LAYING THE FOUNDATION FOR NADCP
By 1994, it was clear to me that drug courts needed education, training, and funding, but most of all a national practitioner-focused organization to lead it. We had already developed a community of practitioners with the political influence to shape legislation and fund programs; also to share information and learn from one another.
It was our community of practitioners (ranging from judges to D.A.s, to defense attorneys, to probation officers, to treatment providers, etc.), that made our informal coalition of drug court leaders and educators so unique and effective (i.e., successfully lobbying for the 94’ Crime Act.)
It also was obvious that non-profits and academic organizations in the field were looking wistfully at drug court as an important new field to colonize. These organizations would typically move into a field, and absorb the training and education funds available, distributing them as they would, to cooperative practitioners. It was clear that the money was on its way, and whoever controlled those funds would likely control the field.
PUSHING FOR A FORMAL ORGANIZATION

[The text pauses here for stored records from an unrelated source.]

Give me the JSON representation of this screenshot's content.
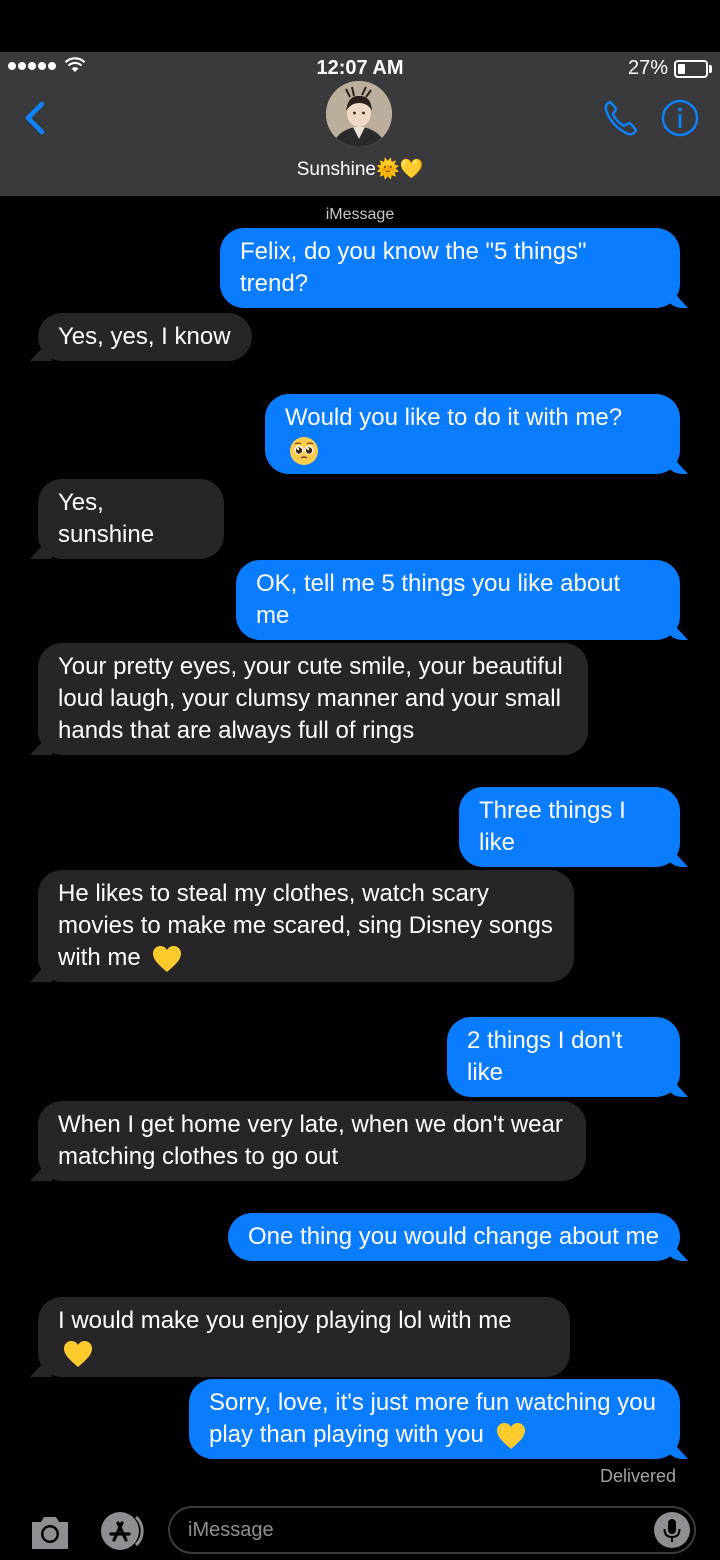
{
  "status_bar": {
    "time": "12:07 AM",
    "battery": "27%"
  },
  "header": {
    "contact_name": "Sunshine🌞💛"
  },
  "thread": {
    "service_label": "iMessage",
    "messages": [
      {
        "from": "me",
        "text": "Felix, do you know the \"5 things\" trend?"
      },
      {
        "from": "them",
        "text": "Yes, yes, I know"
      },
      {
        "from": "me",
        "text": "Would you like to do it with me?",
        "emoji": "pleading-face"
      },
      {
        "from": "them",
        "text": "Yes, sunshine"
      },
      {
        "from": "me",
        "text": "OK, tell me 5 things you like about me"
      },
      {
        "from": "them",
        "text": "Your pretty eyes, your cute smile, your beautiful loud laugh, your clumsy manner and your small hands that are always full of rings"
      },
      {
        "from": "me",
        "text": "Three things I like"
      },
      {
        "from": "them",
        "text": "He likes to steal my clothes, watch scary movies to make me scared, sing Disney songs with me",
        "emoji": "yellow-heart"
      },
      {
        "from": "me",
        "text": "2 things I don't like"
      },
      {
        "from": "them",
        "text": "When I get home very late, when we don't wear matching clothes to go out"
      },
      {
        "from": "me",
        "text": "One thing you would change about me"
      },
      {
        "from": "them",
        "text": "I would make you enjoy playing lol with me",
        "emoji": "yellow-heart"
      },
      {
        "from": "me",
        "text": "Sorry, love, it's just more fun watching you play than playing with you",
        "emoji": "yellow-heart"
      }
    ],
    "delivered_label": "Delivered"
  },
  "input_bar": {
    "placeholder": "iMessage"
  },
  "colors": {
    "sent_bubble": "#0a7cff",
    "received_bubble": "#262628",
    "accent": "#0a84ff"
  }
}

I met Carolyn Cooper and Joe Trotter of American University’s Justice Program’s Office sometime in early 1994, at the suggestion of Judge Tomar Mason of the San Francisco Superior Court. I had been asked to join them for dinner in San Francisco at a fine restaurant. They were friendly and solicitous, and interested in my understanding of the drug court concept and its applicability. I didn’t know Tomar well, but understood that she was attempting to win her colleagues’ approval for a San Francisco Drug Court (a common issue among courts). Over dinner, we discussed the field generally, but also the possibility of the creation of a national drug court organization. They were willing to help.

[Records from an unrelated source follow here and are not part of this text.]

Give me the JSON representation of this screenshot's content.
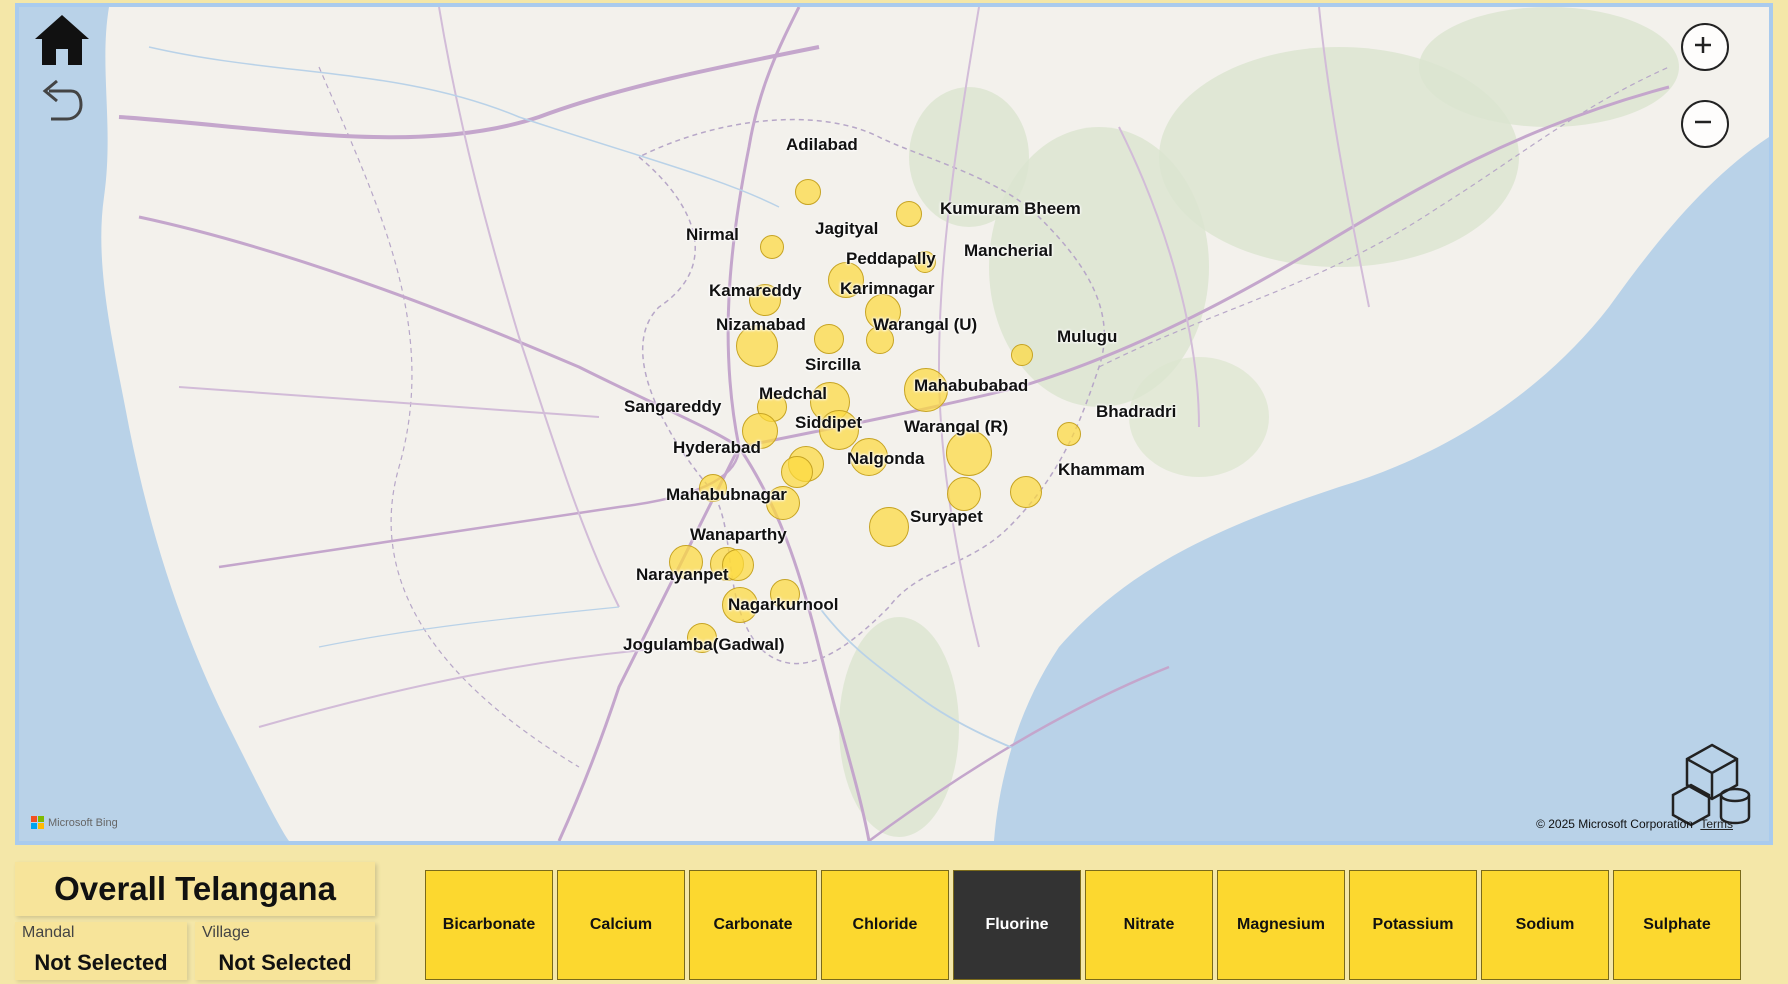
{
  "map": {
    "attribution": "Microsoft Bing",
    "copyright": "© 2025 Microsoft Corporation",
    "terms": "Terms",
    "controls": {
      "home_icon": "home-icon",
      "back_icon": "undo-icon",
      "zoom_in_icon": "plus-icon",
      "zoom_out_icon": "minus-icon",
      "layers_icon": "cube-icon"
    },
    "bubble_color": "#fcd83e",
    "districts": [
      {
        "name": "Adilabad"
      },
      {
        "name": "Kumuram Bheem"
      },
      {
        "name": "Nirmal"
      },
      {
        "name": "Jagityal"
      },
      {
        "name": "Mancherial"
      },
      {
        "name": "Peddapally"
      },
      {
        "name": "Kamareddy"
      },
      {
        "name": "Karimnagar"
      },
      {
        "name": "Nizamabad"
      },
      {
        "name": "Warangal (U)"
      },
      {
        "name": "Mulugu"
      },
      {
        "name": "Sircilla"
      },
      {
        "name": "Mahabubabad"
      },
      {
        "name": "Medchal"
      },
      {
        "name": "Sangareddy"
      },
      {
        "name": "Bhadradri"
      },
      {
        "name": "Siddipet"
      },
      {
        "name": "Warangal (R)"
      },
      {
        "name": "Hyderabad"
      },
      {
        "name": "Nalgonda"
      },
      {
        "name": "Khammam"
      },
      {
        "name": "Mahabubnagar"
      },
      {
        "name": "Suryapet"
      },
      {
        "name": "Wanaparthy"
      },
      {
        "name": "Narayanpet"
      },
      {
        "name": "Nagarkurnool"
      },
      {
        "name": "Jogulamba(Gadwal)"
      }
    ]
  },
  "header": {
    "title": "Overall Telangana"
  },
  "filters": {
    "mandal": {
      "label": "Mandal",
      "value": "Not Selected"
    },
    "village": {
      "label": "Village",
      "value": "Not Selected"
    }
  },
  "parameters": {
    "active": "Fluorine",
    "items": [
      "Bicarbonate",
      "Calcium",
      "Carbonate",
      "Chloride",
      "Fluorine",
      "Nitrate",
      "Magnesium",
      "Potassium",
      "Sodium",
      "Sulphate"
    ]
  }
}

It was about that time that I was introduced to Robin Kimbrough, a strong drug court advocate and staff member at the American Bar Association. Robin brought to my attention a non-profit organization sited in Alexandria, VA, Community Anti-Drug Coalitions of America (CADCA), a very credible anti-drug organization funded by the Robert Woods Johnson Foundation, that might be willing to accept monies on our behalf and administer expenses for a Drug Court Founder’s Meeting.
I was put in touch with a drug testing company in Santa Clara County, called “SYVA”, (then an independent; now part of the SIEMENS Corporation). SYVA was willing to fund a founder’s meeting for a national drug court organization. I was informed that $50,000 could be made available to fund the formation of such an organization. Most of us in the field (especially us judges) had ethical concerns about holding the money or controlling its direct use.